FOR several years in the mid-1990s Australian cattle producers had access to free AUS-MEAT workshops around the country, receiving training in livestock assessment and how to interpret feedback sheets and over-the-hooks price grids provided by abattoirs.
However, industry funding for the program stopped when AUS-MEAT was incorporated in 1998.
From that time on producers seeking similar training had to pay for it themselves, and within six months, the workshop program was discontinued due to lack of interest.
When Senators grilled industry leaders about cattle pricing issues during a Senate inquiry hearing in Albury last year, the issue of lack of producer knowledge about carcase assessment language and price grids resulting from the 20-year training gap was raised.
“I’m very conscious of that there is a lot of beef producers out there who are not aware of how grids really work,” AUS-MEAT chief executive officer Ian King explained during the hearing.
“When we go through the process with them, they typically say, ‘Oh, I didn’t realise that’.”
“There is absolutely no doubt, as the inquiry has found, that there is a section of switched-on producers out there who know exactly what they are doing and have excellent knowledge in this area.
“But equally, I can honestly say that there are a lot of producers who do not have that understanding.”
Recommencement of AUS-MEAT producer information sessions
Following that Senate hearing, and in recognition of the knowledge gap in the livestock sector, the AUS-MEAT Board requested the re-introduction of training material to assist producers with over-the-hooks trading.
As a result, in the past 12 months, AUS-MEAT has subsequently participated in over 20 livestock producer group sessions and workshops, including Herefords Australia, Agforce and Meat & Livestock Australia, focusing on giving producers an insight into the AUS-MEAT Language.
The sessions have covered the basics of the AUS-MEAT Language, with the majority of emphasis being placed on the factors that directly influence the farm gate price ($ per/kg).
To support the producer groups, AUS-MEAT has also developed a series of information documents based on questions raised by beef and sheep meat producers.
Information has been handed out at all sessions, and producers are made aware that AUS-MEAT has a dedicated section on its website for information relating the trading language, electronic copies of all documents are also available for download.
The materials include (click on the links below to view each item on the AUS-MEAT website):
- Handbook of Australian Beef Processing
- Handbook of Australian Sheep meat Processing
- Frequently Asked Questions– This is regularly updated to incorporate the most common questions asked by producers
- Over-The-Hooks Trading enquiries / technical assistance document
Mr King said recent workshops had been held in conjunction with companies such as meat processors, whose representatives provide further explanations about specific target markets and grid payments.
Whilst successful in imparting knowledge, the participation level at the 20 workshops so far represented less than 2000 attendees in total.
“Hence the challenge is how to engage a wider representation of the production sector,” Mr King said.
As a result AUS-MEAT is also in the process of developing a one-day workshop in conjunction with MLA.
The priority will be to work with processing companies and gain access to a facility.

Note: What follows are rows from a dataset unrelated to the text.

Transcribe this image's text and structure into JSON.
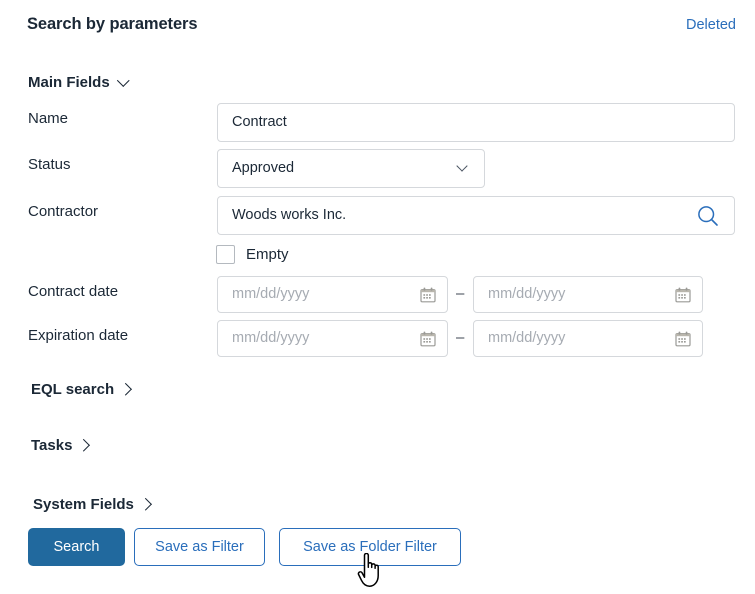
{
  "header": {
    "title": "Search by parameters",
    "deleted_link": "Deleted"
  },
  "sections": {
    "main_fields": {
      "label": "Main Fields",
      "chevron": "chevron-down-icon",
      "expanded": true
    },
    "eql_search": {
      "label": "EQL search",
      "chevron": "chevron-right-icon",
      "expanded": false
    },
    "tasks": {
      "label": "Tasks",
      "chevron": "chevron-right-icon",
      "expanded": false
    },
    "system_fields": {
      "label": "System Fields",
      "chevron": "chevron-right-icon",
      "expanded": false
    }
  },
  "fields": {
    "name": {
      "label": "Name",
      "value": "Contract"
    },
    "status": {
      "label": "Status",
      "value": "Approved",
      "chevron": "chevron-down-icon"
    },
    "contractor": {
      "label": "Contractor",
      "value": "Woods works Inc.",
      "icon": "search-icon",
      "empty_checkbox_label": "Empty",
      "empty_checked": false
    },
    "contract_date": {
      "label": "Contract date",
      "from_placeholder": "mm/dd/yyyy",
      "to_placeholder": "mm/dd/yyyy",
      "separator": "–",
      "icon": "calendar-icon"
    },
    "expiration_date": {
      "label": "Expiration date",
      "from_placeholder": "mm/dd/yyyy",
      "to_placeholder": "mm/dd/yyyy",
      "separator": "–",
      "icon": "calendar-icon"
    }
  },
  "buttons": {
    "search": "Search",
    "save_as_filter": "Save as Filter",
    "save_as_folder_filter": "Save as Folder Filter"
  },
  "cursor": {
    "type": "pointing-hand-cursor"
  },
  "colors": {
    "primary_button_bg": "#21699e",
    "link_blue": "#2a6ebb",
    "text_dark": "#1b2836",
    "placeholder_gray": "#a6abb2",
    "input_border": "#d5d8dc"
  }
}
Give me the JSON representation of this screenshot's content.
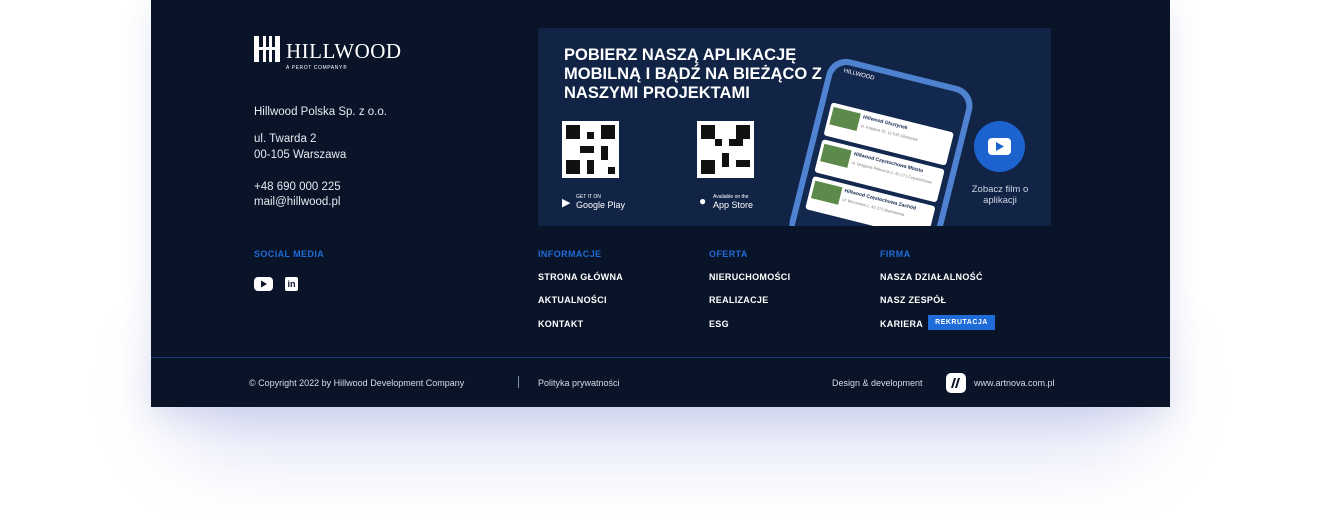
{
  "brand": {
    "name": "HILLWOOD",
    "tagline": "A PEROT COMPANY®"
  },
  "contact": {
    "company": "Hillwood Polska Sp. z o.o.",
    "street": "ul. Twarda 2",
    "city": "00-105 Warszawa",
    "phone": "+48 690 000 225",
    "email": "mail@hillwood.pl"
  },
  "social": {
    "title": "SOCIAL MEDIA",
    "icons": [
      "youtube-icon",
      "linkedin-icon"
    ]
  },
  "banner": {
    "title": "POBIERZ NASZĄ APLIKACJĘ MOBILNĄ I BĄDŹ NA BIEŻĄCO Z NASZYMI PROJEKTAMI",
    "google_small": "GET IT ON",
    "google": "Google Play",
    "apple_small": "Available on the",
    "apple": "App Store",
    "video_label": "Zobacz film o aplikacji",
    "phone_cards": [
      {
        "title": "Hillwood Olsztynek",
        "sub": "ul. Krajowa 20, 11-015 Olsztynek"
      },
      {
        "title": "Hillwood Częstochowa Miasto",
        "sub": "ul. Drogowa Północna 1, 42-271 Częstochowa"
      },
      {
        "title": "Hillwood Częstochowa Zachód",
        "sub": "ul. Wrzosowa 1, 42-271 Blachownia"
      }
    ]
  },
  "nav": {
    "informacje": {
      "title": "INFORMACJE",
      "links": [
        "STRONA GŁÓWNA",
        "AKTUALNOŚCI",
        "KONTAKT"
      ]
    },
    "oferta": {
      "title": "OFERTA",
      "links": [
        "NIERUCHOMOŚCI",
        "REALIZACJE",
        "ESG"
      ]
    },
    "firma": {
      "title": "FIRMA",
      "links": [
        "NASZA DZIAŁALNOŚĆ",
        "NASZ ZESPÓŁ",
        "KARIERA"
      ],
      "badge": "REKRUTACJA"
    }
  },
  "bottom": {
    "copyright": "© Copyright 2022 by Hillwood Development Company",
    "privacy": "Polityka prywatności",
    "design": "Design & development",
    "artnova": "www.artnova.com.pl"
  },
  "colors": {
    "background": "#0a1428",
    "banner": "#112446",
    "accent": "#1f6cd9"
  }
}
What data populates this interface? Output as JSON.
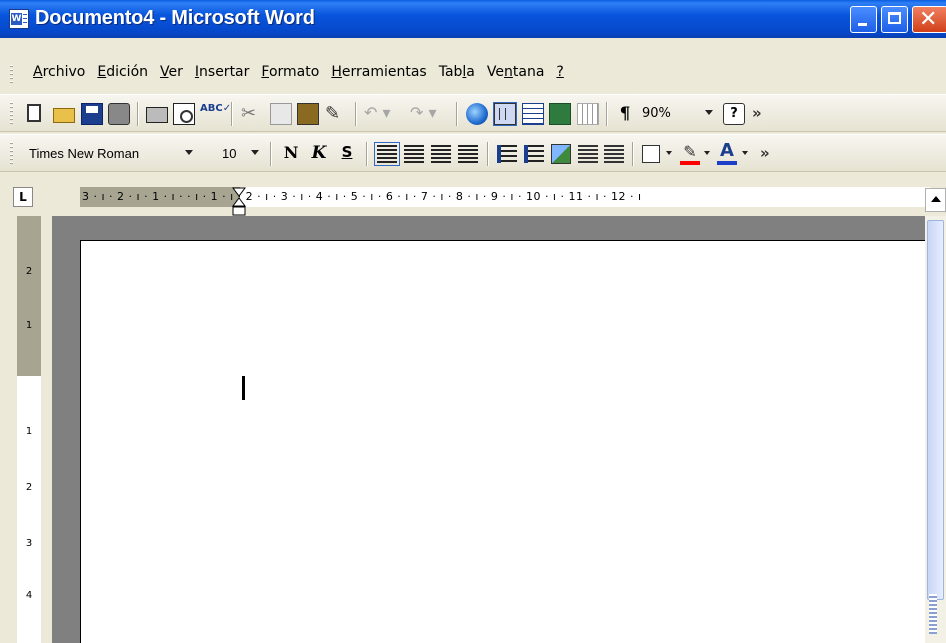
{
  "window": {
    "title": "Documento4 - Microsoft Word",
    "app_icon_glyph": "W",
    "close_glyph": "✕"
  },
  "menu": {
    "items": [
      {
        "prefix": "",
        "key": "A",
        "rest": "rchivo"
      },
      {
        "prefix": "",
        "key": "E",
        "rest": "dición"
      },
      {
        "prefix": "",
        "key": "V",
        "rest": "er"
      },
      {
        "prefix": "",
        "key": "I",
        "rest": "nsertar"
      },
      {
        "prefix": "",
        "key": "F",
        "rest": "ormato"
      },
      {
        "prefix": "",
        "key": "H",
        "rest": "erramientas"
      },
      {
        "prefix": "Tab",
        "key": "l",
        "rest": "a"
      },
      {
        "prefix": "Ve",
        "key": "n",
        "rest": "tana"
      },
      {
        "prefix": "",
        "key": "?",
        "rest": ""
      }
    ]
  },
  "standard_toolbar": {
    "spell_glyph": "ABC✓",
    "cut_glyph": "✂",
    "brush_glyph": "✎",
    "undo_glyph": "↶ ▾",
    "redo_glyph": "↷ ▾",
    "paragraph_glyph": "¶",
    "zoom": "90%",
    "help_glyph": "?",
    "overflow_glyph": "»"
  },
  "formatting_toolbar": {
    "font_name": "Times New Roman",
    "font_size": "10",
    "bold_label": "N",
    "italic_label": "K",
    "strike_label": "S",
    "highlight_glyph": "✎",
    "font_color_glyph": "A",
    "overflow_glyph": "»",
    "highlight_color": "#ff0000",
    "font_color": "#1c3ec8"
  },
  "ruler": {
    "tab_selector": "L",
    "horizontal_numbers": "3 · ı · 2 · ı · 1 · ı ·     · ı · 1 · ı · 2 · ı · 3 · ı · 4 · ı · 5 · ı · 6 · ı · 7 · ı · 8 · ı · 9 · ı · 10 · ı · 11 · ı · 12 · ı",
    "vertical_numbers": [
      "2",
      "1",
      "1",
      "2",
      "3",
      "4"
    ]
  },
  "colors": {
    "titlebar": "#0855dd",
    "page": "#ffffff",
    "workspace": "#808080"
  }
}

This in turn will give producers an opportunity to observe the application of the AUS-MEAT Trading Language as well as the theory component behind it.
“The immediate goal however, is to spread the knowledge by encouraging producers to access the AUS-MEAT website or potentially to run a webinar”.